◆ EXERCISE ◆
Where a line in the entries below contains the word "icon", it counts; give the total by itself.

◆ TASK INPUT ◆
-------------------------
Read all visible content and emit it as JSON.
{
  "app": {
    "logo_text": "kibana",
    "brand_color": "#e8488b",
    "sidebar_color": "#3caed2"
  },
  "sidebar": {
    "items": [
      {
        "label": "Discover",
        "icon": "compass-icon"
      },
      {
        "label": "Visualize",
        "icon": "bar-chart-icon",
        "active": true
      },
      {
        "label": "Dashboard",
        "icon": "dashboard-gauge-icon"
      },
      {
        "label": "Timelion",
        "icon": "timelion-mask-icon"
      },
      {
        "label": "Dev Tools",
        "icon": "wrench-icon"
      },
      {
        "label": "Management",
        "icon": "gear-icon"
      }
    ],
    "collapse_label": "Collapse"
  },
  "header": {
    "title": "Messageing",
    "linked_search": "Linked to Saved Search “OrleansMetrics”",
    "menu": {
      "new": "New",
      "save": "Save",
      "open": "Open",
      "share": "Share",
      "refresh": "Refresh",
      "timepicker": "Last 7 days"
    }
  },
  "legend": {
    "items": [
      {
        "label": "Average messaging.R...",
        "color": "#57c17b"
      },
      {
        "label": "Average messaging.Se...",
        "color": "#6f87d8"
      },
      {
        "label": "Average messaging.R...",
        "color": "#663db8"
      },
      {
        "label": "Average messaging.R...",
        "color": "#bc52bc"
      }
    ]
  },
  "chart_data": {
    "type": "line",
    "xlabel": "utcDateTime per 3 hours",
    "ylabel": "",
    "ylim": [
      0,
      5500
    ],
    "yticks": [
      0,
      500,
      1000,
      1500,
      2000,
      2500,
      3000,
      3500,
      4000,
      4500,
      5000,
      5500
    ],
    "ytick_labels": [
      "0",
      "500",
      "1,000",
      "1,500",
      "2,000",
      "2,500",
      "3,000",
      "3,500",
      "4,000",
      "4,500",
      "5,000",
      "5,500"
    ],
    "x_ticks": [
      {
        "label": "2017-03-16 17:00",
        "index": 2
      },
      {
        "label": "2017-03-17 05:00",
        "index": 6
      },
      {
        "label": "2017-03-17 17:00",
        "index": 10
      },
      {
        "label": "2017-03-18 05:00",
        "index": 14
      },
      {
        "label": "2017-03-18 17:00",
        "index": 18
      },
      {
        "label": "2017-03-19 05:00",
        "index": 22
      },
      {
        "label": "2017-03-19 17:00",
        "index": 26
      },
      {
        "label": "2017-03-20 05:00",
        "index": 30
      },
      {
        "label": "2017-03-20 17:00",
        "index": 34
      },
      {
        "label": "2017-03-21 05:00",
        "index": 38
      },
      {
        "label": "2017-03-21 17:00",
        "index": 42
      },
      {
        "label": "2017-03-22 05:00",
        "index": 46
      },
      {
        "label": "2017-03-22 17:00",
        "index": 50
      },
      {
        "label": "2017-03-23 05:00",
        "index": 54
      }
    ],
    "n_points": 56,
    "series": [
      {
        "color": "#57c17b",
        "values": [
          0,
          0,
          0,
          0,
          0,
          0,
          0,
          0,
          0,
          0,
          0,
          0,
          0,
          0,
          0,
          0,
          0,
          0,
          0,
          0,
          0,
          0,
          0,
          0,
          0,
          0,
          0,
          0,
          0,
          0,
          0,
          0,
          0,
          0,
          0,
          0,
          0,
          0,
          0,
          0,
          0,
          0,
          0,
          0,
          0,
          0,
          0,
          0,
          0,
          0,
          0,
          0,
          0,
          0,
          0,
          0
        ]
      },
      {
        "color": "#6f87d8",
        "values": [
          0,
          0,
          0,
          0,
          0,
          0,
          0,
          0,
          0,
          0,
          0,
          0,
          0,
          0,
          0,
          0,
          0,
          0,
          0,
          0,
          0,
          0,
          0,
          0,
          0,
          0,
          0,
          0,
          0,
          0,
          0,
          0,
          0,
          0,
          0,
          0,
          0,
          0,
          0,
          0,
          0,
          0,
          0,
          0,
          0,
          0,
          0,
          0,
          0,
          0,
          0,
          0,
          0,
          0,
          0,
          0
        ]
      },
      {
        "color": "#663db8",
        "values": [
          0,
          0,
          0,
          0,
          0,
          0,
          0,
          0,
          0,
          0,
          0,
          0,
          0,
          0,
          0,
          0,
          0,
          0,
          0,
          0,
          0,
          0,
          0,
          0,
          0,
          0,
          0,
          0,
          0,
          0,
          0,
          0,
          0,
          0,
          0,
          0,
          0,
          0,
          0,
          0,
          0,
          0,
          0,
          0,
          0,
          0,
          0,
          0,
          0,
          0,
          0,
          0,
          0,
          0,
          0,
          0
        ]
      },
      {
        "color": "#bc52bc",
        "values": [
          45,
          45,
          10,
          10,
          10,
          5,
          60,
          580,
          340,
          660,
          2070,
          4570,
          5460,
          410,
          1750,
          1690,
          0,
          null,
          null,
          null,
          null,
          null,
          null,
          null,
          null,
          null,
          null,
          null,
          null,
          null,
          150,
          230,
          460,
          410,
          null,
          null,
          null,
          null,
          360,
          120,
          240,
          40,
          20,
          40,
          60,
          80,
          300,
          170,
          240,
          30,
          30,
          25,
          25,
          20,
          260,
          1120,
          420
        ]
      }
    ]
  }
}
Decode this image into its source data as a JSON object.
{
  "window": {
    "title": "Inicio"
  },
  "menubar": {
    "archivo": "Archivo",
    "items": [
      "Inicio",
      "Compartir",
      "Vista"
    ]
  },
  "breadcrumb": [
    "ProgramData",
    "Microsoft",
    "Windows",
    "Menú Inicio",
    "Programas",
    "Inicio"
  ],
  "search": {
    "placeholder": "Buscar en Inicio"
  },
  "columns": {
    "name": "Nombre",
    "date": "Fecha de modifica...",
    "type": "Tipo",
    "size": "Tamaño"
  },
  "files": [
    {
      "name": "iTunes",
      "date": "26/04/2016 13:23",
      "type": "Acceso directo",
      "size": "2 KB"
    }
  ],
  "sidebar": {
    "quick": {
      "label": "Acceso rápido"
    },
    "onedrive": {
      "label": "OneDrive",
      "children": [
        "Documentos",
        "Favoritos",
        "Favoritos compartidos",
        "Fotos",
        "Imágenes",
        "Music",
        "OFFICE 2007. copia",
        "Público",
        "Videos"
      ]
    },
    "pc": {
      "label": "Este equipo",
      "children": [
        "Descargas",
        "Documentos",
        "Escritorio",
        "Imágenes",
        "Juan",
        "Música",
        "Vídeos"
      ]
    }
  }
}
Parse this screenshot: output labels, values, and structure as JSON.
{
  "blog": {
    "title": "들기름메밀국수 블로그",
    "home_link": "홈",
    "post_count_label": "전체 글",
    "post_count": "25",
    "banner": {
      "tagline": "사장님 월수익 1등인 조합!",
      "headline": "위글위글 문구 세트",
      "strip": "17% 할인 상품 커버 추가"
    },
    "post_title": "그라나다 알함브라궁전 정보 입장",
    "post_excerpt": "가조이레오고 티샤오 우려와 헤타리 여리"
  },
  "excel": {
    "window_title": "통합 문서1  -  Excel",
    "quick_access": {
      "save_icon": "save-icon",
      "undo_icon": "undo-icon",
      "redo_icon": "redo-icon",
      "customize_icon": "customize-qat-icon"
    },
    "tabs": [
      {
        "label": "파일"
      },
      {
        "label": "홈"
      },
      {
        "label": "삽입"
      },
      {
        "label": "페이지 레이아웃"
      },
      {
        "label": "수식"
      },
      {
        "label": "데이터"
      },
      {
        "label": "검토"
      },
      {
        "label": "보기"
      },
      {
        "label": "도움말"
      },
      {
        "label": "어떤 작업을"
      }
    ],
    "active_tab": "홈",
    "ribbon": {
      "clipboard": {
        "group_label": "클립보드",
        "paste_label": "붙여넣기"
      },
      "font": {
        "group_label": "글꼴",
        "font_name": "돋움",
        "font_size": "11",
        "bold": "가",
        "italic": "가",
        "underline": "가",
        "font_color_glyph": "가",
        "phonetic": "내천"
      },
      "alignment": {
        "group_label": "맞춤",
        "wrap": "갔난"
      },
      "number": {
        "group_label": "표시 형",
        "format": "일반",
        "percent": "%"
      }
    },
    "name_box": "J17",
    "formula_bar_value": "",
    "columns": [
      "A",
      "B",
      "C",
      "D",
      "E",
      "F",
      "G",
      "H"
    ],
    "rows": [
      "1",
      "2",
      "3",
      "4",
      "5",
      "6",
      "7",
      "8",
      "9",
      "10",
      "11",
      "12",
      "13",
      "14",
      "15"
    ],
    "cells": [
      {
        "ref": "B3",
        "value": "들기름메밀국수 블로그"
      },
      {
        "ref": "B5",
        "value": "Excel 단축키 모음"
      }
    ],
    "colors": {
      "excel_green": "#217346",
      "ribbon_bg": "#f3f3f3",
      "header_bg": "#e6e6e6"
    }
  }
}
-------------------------
◆ SOLUTION TO THE EXERCISE ◆
10